What is expected:
Output every line of the listing as it stands.

• • •

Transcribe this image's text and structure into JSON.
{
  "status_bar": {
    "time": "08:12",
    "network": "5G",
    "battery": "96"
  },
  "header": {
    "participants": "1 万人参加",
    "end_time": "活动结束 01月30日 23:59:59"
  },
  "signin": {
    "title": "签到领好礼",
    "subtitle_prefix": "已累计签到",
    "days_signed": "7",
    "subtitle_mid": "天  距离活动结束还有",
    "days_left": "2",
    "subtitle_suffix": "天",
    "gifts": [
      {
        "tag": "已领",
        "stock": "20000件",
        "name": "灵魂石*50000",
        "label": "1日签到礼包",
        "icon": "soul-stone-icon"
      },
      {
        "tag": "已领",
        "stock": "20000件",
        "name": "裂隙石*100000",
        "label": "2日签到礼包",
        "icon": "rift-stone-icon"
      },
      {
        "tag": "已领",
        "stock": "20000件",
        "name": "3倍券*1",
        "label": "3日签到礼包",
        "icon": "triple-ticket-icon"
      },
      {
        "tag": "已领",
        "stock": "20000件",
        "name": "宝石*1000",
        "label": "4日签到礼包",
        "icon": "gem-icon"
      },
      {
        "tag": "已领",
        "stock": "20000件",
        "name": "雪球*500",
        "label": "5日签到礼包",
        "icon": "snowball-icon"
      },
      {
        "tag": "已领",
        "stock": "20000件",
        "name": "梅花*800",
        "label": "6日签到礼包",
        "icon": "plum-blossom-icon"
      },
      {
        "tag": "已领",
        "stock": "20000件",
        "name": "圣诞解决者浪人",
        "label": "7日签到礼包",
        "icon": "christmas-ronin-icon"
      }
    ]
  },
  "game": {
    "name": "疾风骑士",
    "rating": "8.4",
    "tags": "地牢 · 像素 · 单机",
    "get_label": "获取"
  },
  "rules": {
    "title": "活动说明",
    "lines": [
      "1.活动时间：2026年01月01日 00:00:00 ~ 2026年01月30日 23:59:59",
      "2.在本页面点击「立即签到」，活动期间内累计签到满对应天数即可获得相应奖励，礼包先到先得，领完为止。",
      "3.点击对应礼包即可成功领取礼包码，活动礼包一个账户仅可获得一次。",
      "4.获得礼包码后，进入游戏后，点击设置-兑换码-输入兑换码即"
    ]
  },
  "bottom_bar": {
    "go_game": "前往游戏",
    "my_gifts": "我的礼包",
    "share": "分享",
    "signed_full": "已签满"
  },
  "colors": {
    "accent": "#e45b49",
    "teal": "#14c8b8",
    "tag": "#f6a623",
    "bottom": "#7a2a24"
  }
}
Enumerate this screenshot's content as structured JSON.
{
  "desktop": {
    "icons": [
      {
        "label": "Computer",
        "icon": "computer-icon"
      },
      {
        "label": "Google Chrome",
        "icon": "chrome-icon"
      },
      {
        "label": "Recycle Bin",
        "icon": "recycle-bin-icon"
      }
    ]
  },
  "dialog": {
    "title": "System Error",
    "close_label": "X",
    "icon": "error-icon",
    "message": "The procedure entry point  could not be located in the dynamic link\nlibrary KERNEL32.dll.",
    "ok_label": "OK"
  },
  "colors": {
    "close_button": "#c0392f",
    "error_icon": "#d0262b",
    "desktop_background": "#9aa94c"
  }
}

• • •

Solution to the exercise:
Transcribe this image's text and structure into JSON.
{
  "status_bar": {
    "time": "08:12",
    "network": "5G",
    "battery": "96"
  },
  "header": {
    "participants": "1 万人参加",
    "end_time": "活动结束 01月30日 23:59:59"
  },
  "signin": {
    "title": "签到领好礼",
    "subtitle_prefix": "已累计签到",
    "days_signed": "7",
    "subtitle_mid": "天  距离活动结束还有",
    "days_left": "2",
    "subtitle_suffix": "天",
    "gifts": [
      {
        "tag": "已领",
        "stock": "20000件",
        "name": "灵魂石*50000",
        "label": "1日签到礼包",
        "icon": "soul-stone-icon"
      },
      {
        "tag": "已领",
        "stock": "20000件",
        "name": "裂隙石*100000",
        "label": "2日签到礼包",
        "icon": "rift-stone-icon"
      },
      {
        "tag": "已领",
        "stock": "20000件",
        "name": "3倍券*1",
        "label": "3日签到礼包",
        "icon": "triple-ticket-icon"
      },
      {
        "tag": "已领",
        "stock": "20000件",
        "name": "宝石*1000",
        "label": "4日签到礼包",
        "icon": "gem-icon"
      },
      {
        "tag": "已领",
        "stock": "20000件",
        "name": "雪球*500",
        "label": "5日签到礼包",
        "icon": "snowball-icon"
      },
      {
        "tag": "已领",
        "stock": "20000件",
        "name": "梅花*800",
        "label": "6日签到礼包",
        "icon": "plum-blossom-icon"
      },
      {
        "tag": "已领",
        "stock": "20000件",
        "name": "圣诞解决者浪人",
        "label": "7日签到礼包",
        "icon": "christmas-ronin-icon"
      }
    ]
  },
  "game": {
    "name": "疾风骑士",
    "rating": "8.4",
    "tags": "地牢 · 像素 · 单机",
    "get_label": "获取"
  },
  "rules": {
    "title": "活动说明",
    "lines": [
      "1.活动时间：2026年01月01日 00:00:00 ~ 2026年01月30日 23:59:59",
      "2.在本页面点击「立即签到」，活动期间内累计签到满对应天数即可获得相应奖励，礼包先到先得，领完为止。",
      "3.点击对应礼包即可成功领取礼包码，活动礼包一个账户仅可获得一次。",
      "4.获得礼包码后，进入游戏后，点击设置-兑换码-输入兑换码即"
    ]
  },
  "bottom_bar": {
    "go_game": "前往游戏",
    "my_gifts": "我的礼包",
    "share": "分享",
    "signed_full": "已签满"
  },
  "colors": {
    "accent": "#e45b49",
    "teal": "#14c8b8",
    "tag": "#f6a623",
    "bottom": "#7a2a24"
  }
}
Enumerate this screenshot's content as structured JSON.
{
  "desktop": {
    "icons": [
      {
        "label": "Computer",
        "icon": "computer-icon"
      },
      {
        "label": "Google Chrome",
        "icon": "chrome-icon"
      },
      {
        "label": "Recycle Bin",
        "icon": "recycle-bin-icon"
      }
    ]
  },
  "dialog": {
    "title": "System Error",
    "close_label": "X",
    "icon": "error-icon",
    "message": "The procedure entry point  could not be located in the dynamic link\nlibrary KERNEL32.dll.",
    "ok_label": "OK"
  },
  "colors": {
    "close_button": "#c0392f",
    "error_icon": "#d0262b",
    "desktop_background": "#9aa94c"
  }
}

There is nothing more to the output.